Cartridge pleating of the skirt at its waist is seen from the 1840s-1860s, fading out by the 1870s.
They were not common in women’s dresses until the late 1930s. Machine chain stitch came first, followed by lockstitch. Hand-sewn and machine-sewn construction (as opposed to hand-sewn finishing) coexisted for years – until the 1880s, if not later.
Short, center-back neck zippers – mostly 1930s-1940s. Coil (plastic) zippers – invented in 1940, but not in common use until the early 1960s.
Some still call all overlock stitches “merrow,” but only a 2- and 3-thread overlock is actually a merrow stitch.
The serger has been in use since the 1920s for seam finishing.
Women’s European shoes from 1810-1830 rarely have heels while American-made shoes of that era often do. Though some were seen in the 1970s, they really weren’t popular in North America until the 1990s.
Stiletto heels (tall, very slim) were first seen in Italy in 1955, and with pointed toes in 1957.
The zigzag machine was patented in 1873 by Helen Blanchard, but a model for home use, manufactured by Italian company Necchi, was not available to consumers until 1947.
The first overlock machine (serger) was patented by the Merrow Machine Company in 1889.

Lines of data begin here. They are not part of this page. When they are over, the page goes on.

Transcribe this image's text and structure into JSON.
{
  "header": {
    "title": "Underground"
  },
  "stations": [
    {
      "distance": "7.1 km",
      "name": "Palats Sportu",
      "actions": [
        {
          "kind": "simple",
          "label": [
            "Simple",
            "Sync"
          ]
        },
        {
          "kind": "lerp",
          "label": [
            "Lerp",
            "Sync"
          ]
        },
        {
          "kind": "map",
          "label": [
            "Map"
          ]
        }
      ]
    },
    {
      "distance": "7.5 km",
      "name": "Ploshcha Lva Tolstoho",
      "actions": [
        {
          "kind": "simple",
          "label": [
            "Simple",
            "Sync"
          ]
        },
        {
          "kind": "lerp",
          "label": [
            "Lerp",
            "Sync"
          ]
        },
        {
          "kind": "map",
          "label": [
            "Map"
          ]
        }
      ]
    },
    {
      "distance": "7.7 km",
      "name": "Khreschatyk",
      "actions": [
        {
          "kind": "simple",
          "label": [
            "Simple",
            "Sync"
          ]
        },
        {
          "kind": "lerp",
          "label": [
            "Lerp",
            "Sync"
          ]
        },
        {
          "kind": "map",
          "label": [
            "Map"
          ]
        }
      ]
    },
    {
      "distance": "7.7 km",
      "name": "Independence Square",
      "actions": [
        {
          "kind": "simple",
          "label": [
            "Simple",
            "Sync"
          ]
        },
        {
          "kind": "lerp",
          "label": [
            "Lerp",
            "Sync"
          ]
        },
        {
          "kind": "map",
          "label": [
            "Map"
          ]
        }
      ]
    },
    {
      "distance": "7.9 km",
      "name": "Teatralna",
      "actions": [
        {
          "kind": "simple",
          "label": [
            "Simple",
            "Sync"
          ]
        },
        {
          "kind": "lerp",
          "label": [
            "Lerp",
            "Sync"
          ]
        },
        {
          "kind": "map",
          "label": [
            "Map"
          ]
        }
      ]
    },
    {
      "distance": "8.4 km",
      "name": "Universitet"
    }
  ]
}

They don’t necessarily place a garment in a specific year, but they will help you narrow down the time range. Velcro® was invented in 1948, but not used in clothing much until the 1960s.